Ryan M.: I’m a bit embarrassed to admit this. It’s a black mark on whatever music-listening cred I have, but this is a safe forum, right? Here is my dark secret: I really like “best of” albums. It’s a single place to hear the breadth of a band’s sound. My first Violent Femmes album is Add it Up and the only full Talking Heads album I own is a two-disc compilation. Greatest hits or Best Of compilations function like those Best American anthologies that flood Barnes and Noble every Christmas. While I don’t like the idea of having someone else curate my experience, it is great to know that you are going to get the best of what a band has to offer. It’s like a one-band mix-tape (another thing I love, though I am a few degrees less-embarrassed to admit it). Gotham Academy’s “Yearbook” storyline on has used an anthology format to offer a taste of the varied elements that make the series so great. Continue reading →

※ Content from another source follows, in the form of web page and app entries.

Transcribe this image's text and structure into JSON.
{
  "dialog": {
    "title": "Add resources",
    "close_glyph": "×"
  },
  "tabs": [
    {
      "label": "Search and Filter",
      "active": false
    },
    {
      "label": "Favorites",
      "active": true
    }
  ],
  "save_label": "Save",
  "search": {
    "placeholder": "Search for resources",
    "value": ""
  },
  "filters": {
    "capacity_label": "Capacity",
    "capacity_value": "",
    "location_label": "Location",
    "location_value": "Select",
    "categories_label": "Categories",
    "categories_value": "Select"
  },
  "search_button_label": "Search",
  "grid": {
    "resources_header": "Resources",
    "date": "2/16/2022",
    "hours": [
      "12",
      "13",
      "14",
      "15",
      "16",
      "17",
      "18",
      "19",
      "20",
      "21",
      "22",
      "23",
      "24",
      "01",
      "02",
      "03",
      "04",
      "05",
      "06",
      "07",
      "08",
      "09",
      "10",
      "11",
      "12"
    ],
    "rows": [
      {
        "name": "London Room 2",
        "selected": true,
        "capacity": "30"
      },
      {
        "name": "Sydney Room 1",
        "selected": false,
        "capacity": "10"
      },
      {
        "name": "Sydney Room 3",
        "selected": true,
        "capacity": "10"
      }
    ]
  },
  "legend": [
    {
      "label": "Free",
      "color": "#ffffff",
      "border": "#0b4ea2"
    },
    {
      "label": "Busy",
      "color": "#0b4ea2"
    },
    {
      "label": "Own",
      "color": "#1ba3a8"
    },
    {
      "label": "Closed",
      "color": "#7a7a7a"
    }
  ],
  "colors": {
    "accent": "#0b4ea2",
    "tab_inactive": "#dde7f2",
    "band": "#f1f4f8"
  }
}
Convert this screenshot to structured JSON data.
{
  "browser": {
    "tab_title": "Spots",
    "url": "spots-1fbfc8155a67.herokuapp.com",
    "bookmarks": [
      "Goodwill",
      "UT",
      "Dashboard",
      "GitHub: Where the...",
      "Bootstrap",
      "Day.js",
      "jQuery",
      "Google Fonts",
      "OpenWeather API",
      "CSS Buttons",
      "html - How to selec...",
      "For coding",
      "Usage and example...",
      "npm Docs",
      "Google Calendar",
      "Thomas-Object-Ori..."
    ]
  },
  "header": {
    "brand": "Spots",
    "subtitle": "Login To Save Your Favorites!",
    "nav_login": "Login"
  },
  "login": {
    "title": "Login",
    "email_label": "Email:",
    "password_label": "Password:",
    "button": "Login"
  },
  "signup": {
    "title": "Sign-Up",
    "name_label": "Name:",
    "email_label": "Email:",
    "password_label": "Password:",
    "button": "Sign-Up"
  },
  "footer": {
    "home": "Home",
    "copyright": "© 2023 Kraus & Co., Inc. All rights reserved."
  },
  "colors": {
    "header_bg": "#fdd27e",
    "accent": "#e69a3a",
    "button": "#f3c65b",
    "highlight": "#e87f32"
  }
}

Today, Michael and Spencer are discussing Batman & Robin Eternal 26, originally released March 30th, 2016.
Michael: It wasn’t that long ago when Retcon Punch decided to pit me and Spencer against one another, reviewing Batman Eternal 52 with very different opinions. Now they’ve done it again as we go head-to-head on the finale of the semi-sequel, Batman & Robin Eternal 26. As we transition back to the status quo, does this particular Batman-less Batman tale add anything to the mythos overall?Continue reading →
Today, Michael and Taylor are discussing Gotham Academy 16, originally released March 9th, 2016.
Michael: What is the proper way for a comic book series to say goodbye? Depending on the critical and commercial success of that book, the answer may vary. You might have the fore-sight or -knowledge to plot things towards a conclusion or just have to wrap things up as quickly as possible with a few issues. Though DC’s Rebirth will be bringing us another Gotham Academy series — Gotham Academy: Next Semester — these are the last few issues of the series as we have known it. Brenden Fletcher is joined by a handful of other creators to relish in the whimsical nature of Gotham Academy before he says his (brief?) goodbye. Continue reading →
Today, Michael and Mark are discussing Superman: American Alien 4, originally released February 17th, 2016.
Michael: When people ask me why characters like Superman and Batman work so well, my answer typically boils down to: they were the first ideas of their kind and in this case they were the best. The idea of Superman is incredibly simple and yet incredibly amazing. What a lofty goal it is to dream up the most powerful hero around who is a champion for good. Superman: American Alien 4 continues that trend of big dreams and hopeful ambition from all sorts of perspectives. Continue reading →
Today, Spencer and Michael are discussing Robin: Son of Batman 9, originally released February 17th, 2016.
Spencer: Up until yesterday, I didn’t know that Robin: Son of Batman 9 was Patrick Gleason’s final issue as writer and penciller on the title. With the suddenness of the news — and the circumstances surrounding Gleason’s departure still unknown — it’s hard to tell whether this issue was meant to serve as the finale to his run, or was originally planned as the beginning of something more. Either way, it highlights Gleason’s greatest strengths as a creator, but a few of his more notable weaknesses as well. Continue reading →